→ Exercise goal:
Would you please output all the records exactly as given? Pictures should not appear in the copy.
^^^^^^^^
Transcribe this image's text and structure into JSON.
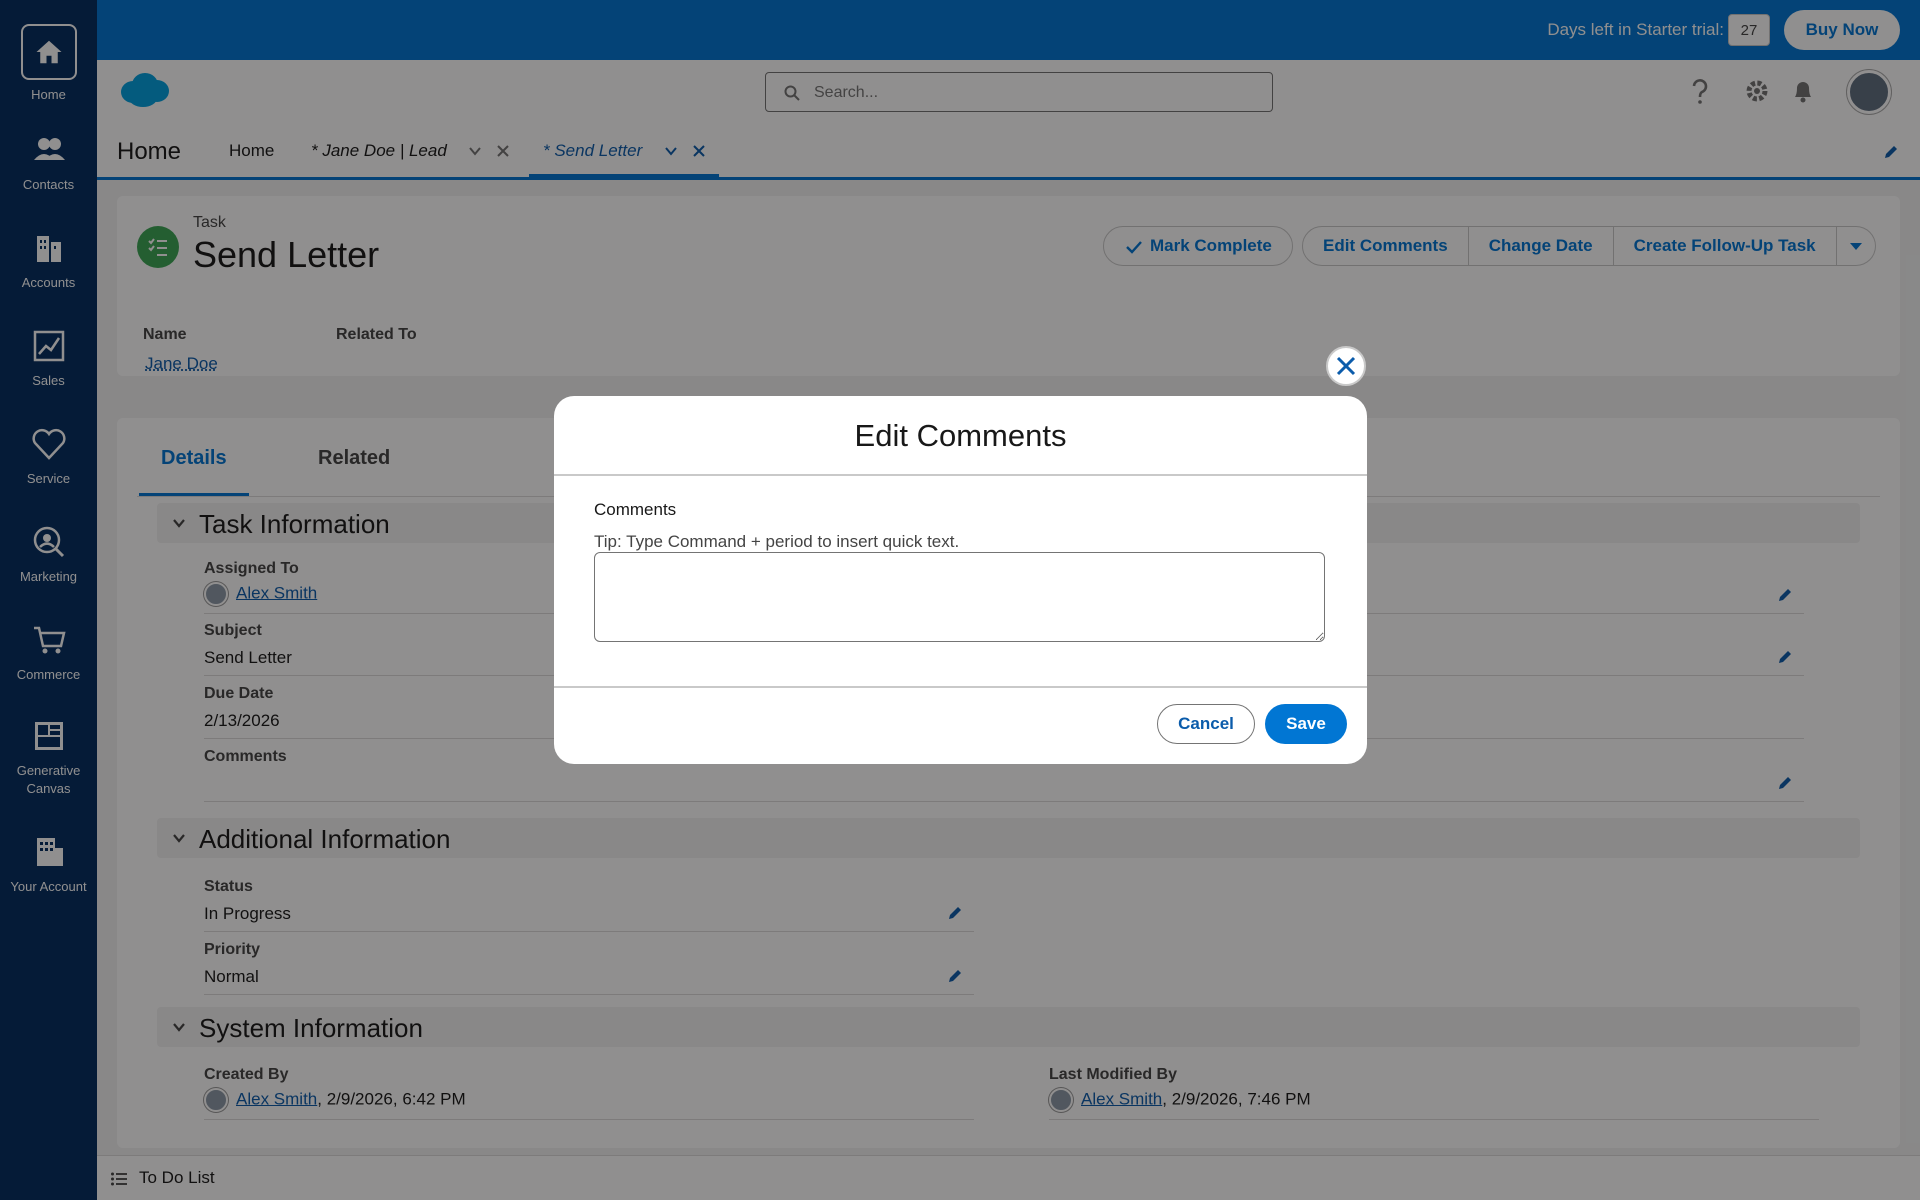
{
  "left_nav": {
    "items": [
      {
        "label": "Home",
        "icon": "home-icon"
      },
      {
        "label": "Contacts",
        "icon": "contacts-icon"
      },
      {
        "label": "Accounts",
        "icon": "accounts-icon"
      },
      {
        "label": "Sales",
        "icon": "sales-icon"
      },
      {
        "label": "Service",
        "icon": "service-icon"
      },
      {
        "label": "Marketing",
        "icon": "marketing-icon"
      },
      {
        "label": "Commerce",
        "icon": "commerce-icon"
      },
      {
        "label": "Generative Canvas",
        "icon": "generative-canvas-icon"
      },
      {
        "label": "Your Account",
        "icon": "your-account-icon"
      }
    ]
  },
  "trial": {
    "text": "Days left in Starter trial:",
    "days": "27",
    "buy_now": "Buy Now"
  },
  "search": {
    "placeholder": "Search..."
  },
  "navbar": {
    "app_name": "Home",
    "tabs": [
      {
        "label": "Home"
      },
      {
        "label": "* Jane Doe | Lead"
      },
      {
        "label": "* Send Letter"
      }
    ]
  },
  "record": {
    "entity": "Task",
    "title": "Send Letter",
    "buttons": {
      "mark_complete": "Mark Complete",
      "edit_comments": "Edit Comments",
      "change_date": "Change Date",
      "create_follow_up": "Create Follow-Up Task"
    },
    "highlights": {
      "name_label": "Name",
      "name_value": "Jane Doe",
      "related_label": "Related To"
    }
  },
  "details": {
    "tabs": [
      "Details",
      "Related"
    ],
    "sections": {
      "task_info": "Task Information",
      "additional_info": "Additional Information",
      "system_info": "System Information"
    },
    "fields": {
      "assigned_to_label": "Assigned To",
      "assigned_to_value": "Alex Smith",
      "subject_label": "Subject",
      "subject_value": "Send Letter",
      "due_date_label": "Due Date",
      "due_date_value": "2/13/2026",
      "comments_label": "Comments",
      "status_label": "Status",
      "status_value": "In Progress",
      "priority_label": "Priority",
      "priority_value": "Normal",
      "created_by_label": "Created By",
      "created_by_user": "Alex Smith",
      "created_by_date": ", 2/9/2026, 6:42 PM",
      "modified_by_label": "Last Modified By",
      "modified_by_user": "Alex Smith",
      "modified_by_date": ", 2/9/2026, 7:46 PM"
    }
  },
  "utility": {
    "todo": "To Do List"
  },
  "modal": {
    "title": "Edit Comments",
    "field_label": "Comments",
    "tip": "Tip: Type Command + period to insert quick text.",
    "value": "",
    "cancel": "Cancel",
    "save": "Save"
  },
  "colors": {
    "brand_blue": "#0176d3",
    "nav_dark": "#032d60",
    "task_green": "#3ba755"
  }
}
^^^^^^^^
→ Worked solution:
Transcribe this image's text and structure into JSON.
{
  "left_nav": {
    "items": [
      {
        "label": "Home",
        "icon": "home-icon"
      },
      {
        "label": "Contacts",
        "icon": "contacts-icon"
      },
      {
        "label": "Accounts",
        "icon": "accounts-icon"
      },
      {
        "label": "Sales",
        "icon": "sales-icon"
      },
      {
        "label": "Service",
        "icon": "service-icon"
      },
      {
        "label": "Marketing",
        "icon": "marketing-icon"
      },
      {
        "label": "Commerce",
        "icon": "commerce-icon"
      },
      {
        "label": "Generative Canvas",
        "icon": "generative-canvas-icon"
      },
      {
        "label": "Your Account",
        "icon": "your-account-icon"
      }
    ]
  },
  "trial": {
    "text": "Days left in Starter trial:",
    "days": "27",
    "buy_now": "Buy Now"
  },
  "search": {
    "placeholder": "Search..."
  },
  "navbar": {
    "app_name": "Home",
    "tabs": [
      {
        "label": "Home"
      },
      {
        "label": "* Jane Doe | Lead"
      },
      {
        "label": "* Send Letter"
      }
    ]
  },
  "record": {
    "entity": "Task",
    "title": "Send Letter",
    "buttons": {
      "mark_complete": "Mark Complete",
      "edit_comments": "Edit Comments",
      "change_date": "Change Date",
      "create_follow_up": "Create Follow-Up Task"
    },
    "highlights": {
      "name_label": "Name",
      "name_value": "Jane Doe",
      "related_label": "Related To"
    }
  },
  "details": {
    "tabs": [
      "Details",
      "Related"
    ],
    "sections": {
      "task_info": "Task Information",
      "additional_info": "Additional Information",
      "system_info": "System Information"
    },
    "fields": {
      "assigned_to_label": "Assigned To",
      "assigned_to_value": "Alex Smith",
      "subject_label": "Subject",
      "subject_value": "Send Letter",
      "due_date_label": "Due Date",
      "due_date_value": "2/13/2026",
      "comments_label": "Comments",
      "status_label": "Status",
      "status_value": "In Progress",
      "priority_label": "Priority",
      "priority_value": "Normal",
      "created_by_label": "Created By",
      "created_by_user": "Alex Smith",
      "created_by_date": ", 2/9/2026, 6:42 PM",
      "modified_by_label": "Last Modified By",
      "modified_by_user": "Alex Smith",
      "modified_by_date": ", 2/9/2026, 7:46 PM"
    }
  },
  "utility": {
    "todo": "To Do List"
  },
  "modal": {
    "title": "Edit Comments",
    "field_label": "Comments",
    "tip": "Tip: Type Command + period to insert quick text.",
    "value": "",
    "cancel": "Cancel",
    "save": "Save"
  },
  "colors": {
    "brand_blue": "#0176d3",
    "nav_dark": "#032d60",
    "task_green": "#3ba755"
  }
}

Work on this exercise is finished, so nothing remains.